*AIM OF THE TASK*: Print each line below verbatim, skipping every picture.

(Beginning of GIVEN RECORDS)

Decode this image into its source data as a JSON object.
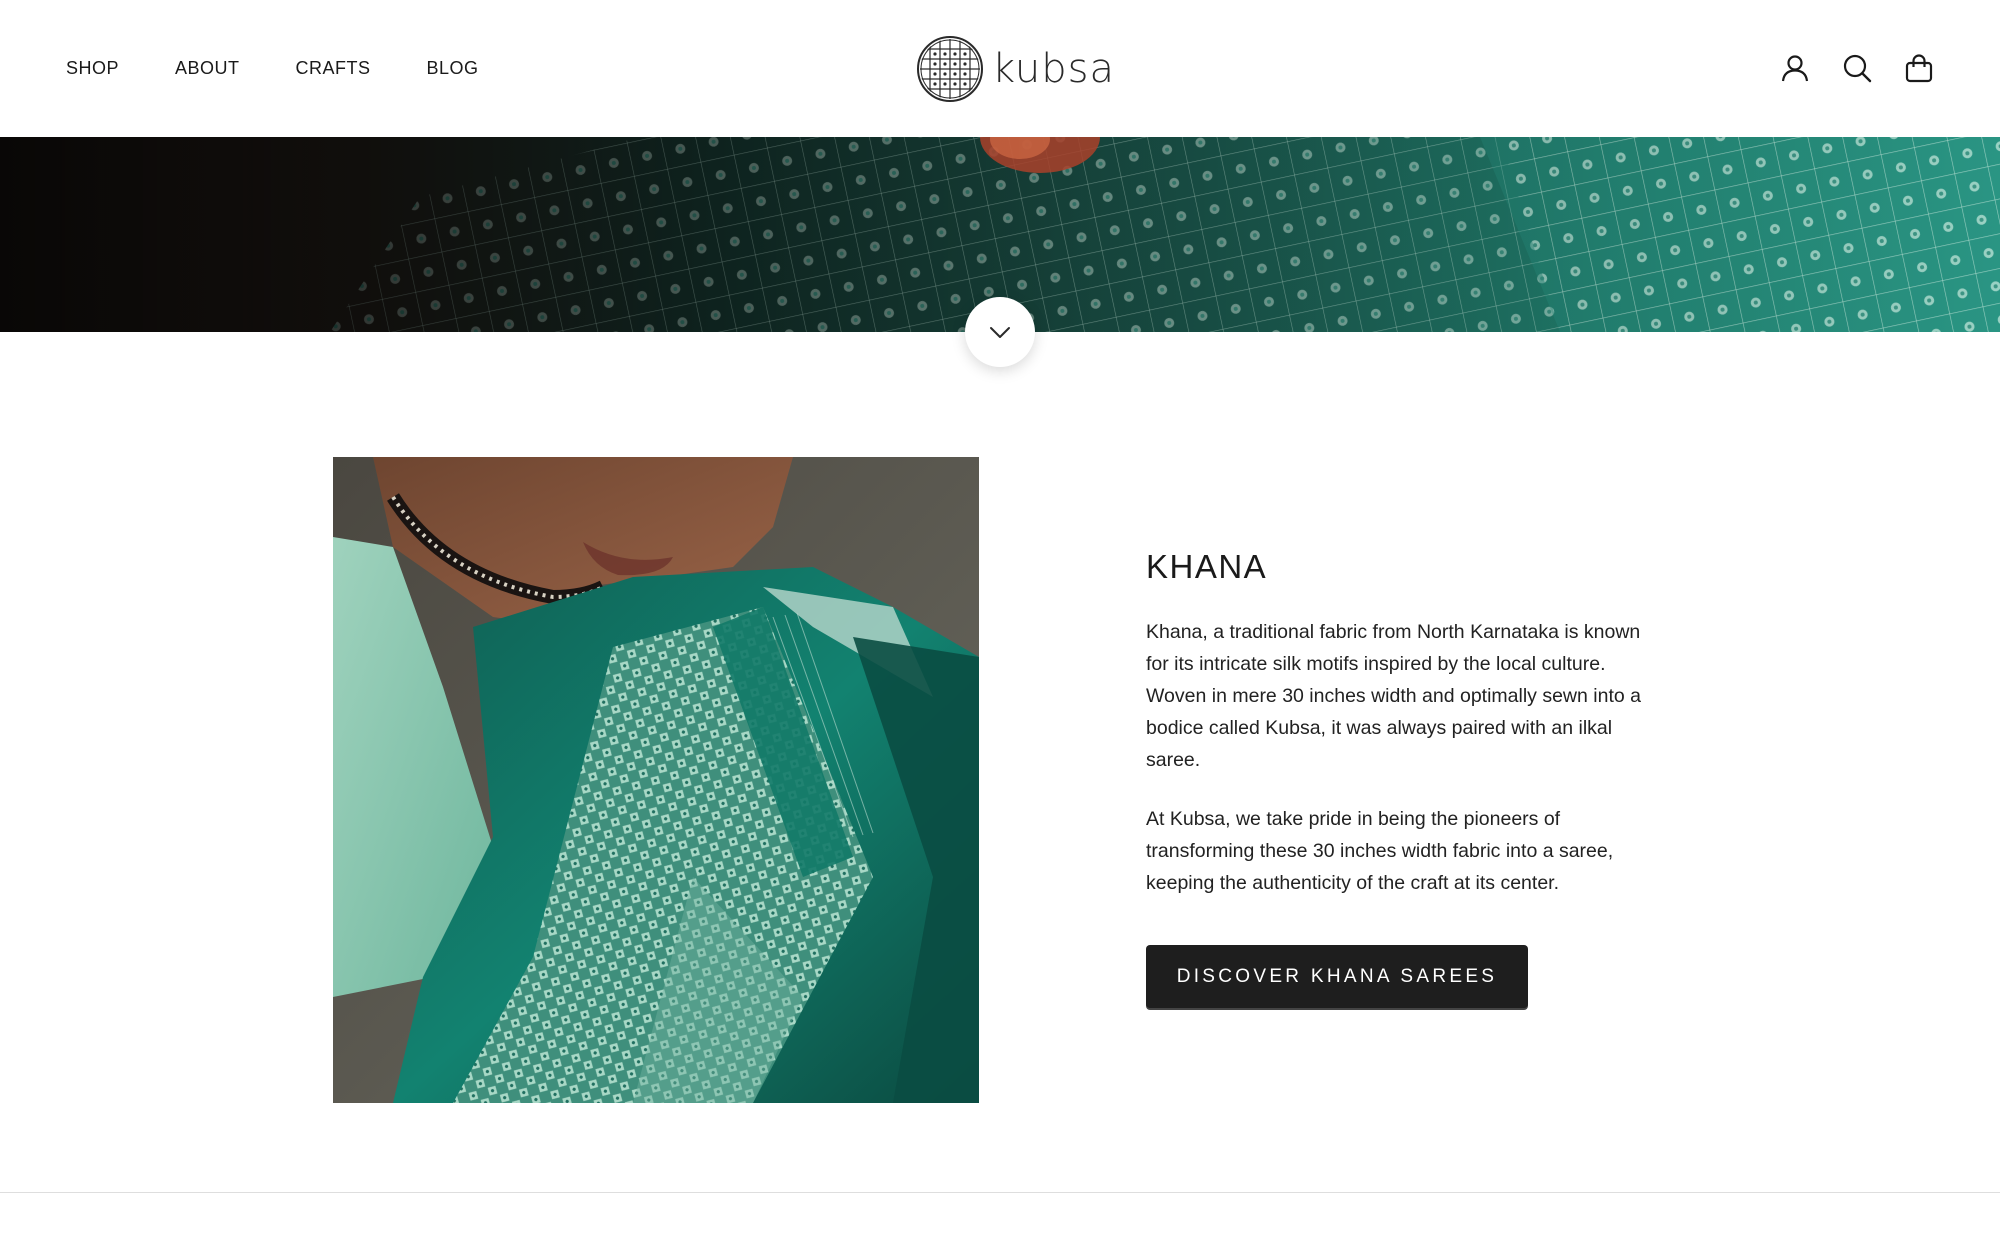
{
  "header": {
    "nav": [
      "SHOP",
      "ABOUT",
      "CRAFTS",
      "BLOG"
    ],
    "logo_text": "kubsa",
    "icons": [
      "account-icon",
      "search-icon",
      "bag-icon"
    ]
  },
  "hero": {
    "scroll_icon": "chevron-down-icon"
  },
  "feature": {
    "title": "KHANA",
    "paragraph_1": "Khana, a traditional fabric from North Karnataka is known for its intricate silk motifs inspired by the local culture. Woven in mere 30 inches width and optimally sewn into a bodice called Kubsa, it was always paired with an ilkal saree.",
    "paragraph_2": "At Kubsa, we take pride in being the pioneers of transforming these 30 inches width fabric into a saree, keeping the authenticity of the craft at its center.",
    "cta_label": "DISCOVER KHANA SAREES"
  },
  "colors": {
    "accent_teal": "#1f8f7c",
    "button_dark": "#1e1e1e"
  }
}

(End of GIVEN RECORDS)

*EXERCISE RESPONSE*:
Decode this image into its source data as a JSON object.
{
  "header": {
    "nav": [
      "SHOP",
      "ABOUT",
      "CRAFTS",
      "BLOG"
    ],
    "logo_text": "kubsa",
    "icons": [
      "account-icon",
      "search-icon",
      "bag-icon"
    ]
  },
  "hero": {
    "scroll_icon": "chevron-down-icon"
  },
  "feature": {
    "title": "KHANA",
    "paragraph_1": "Khana, a traditional fabric from North Karnataka is known for its intricate silk motifs inspired by the local culture. Woven in mere 30 inches width and optimally sewn into a bodice called Kubsa, it was always paired with an ilkal saree.",
    "paragraph_2": "At Kubsa, we take pride in being the pioneers of transforming these 30 inches width fabric into a saree, keeping the authenticity of the craft at its center.",
    "cta_label": "DISCOVER KHANA SAREES"
  },
  "colors": {
    "accent_teal": "#1f8f7c",
    "button_dark": "#1e1e1e"
  }
}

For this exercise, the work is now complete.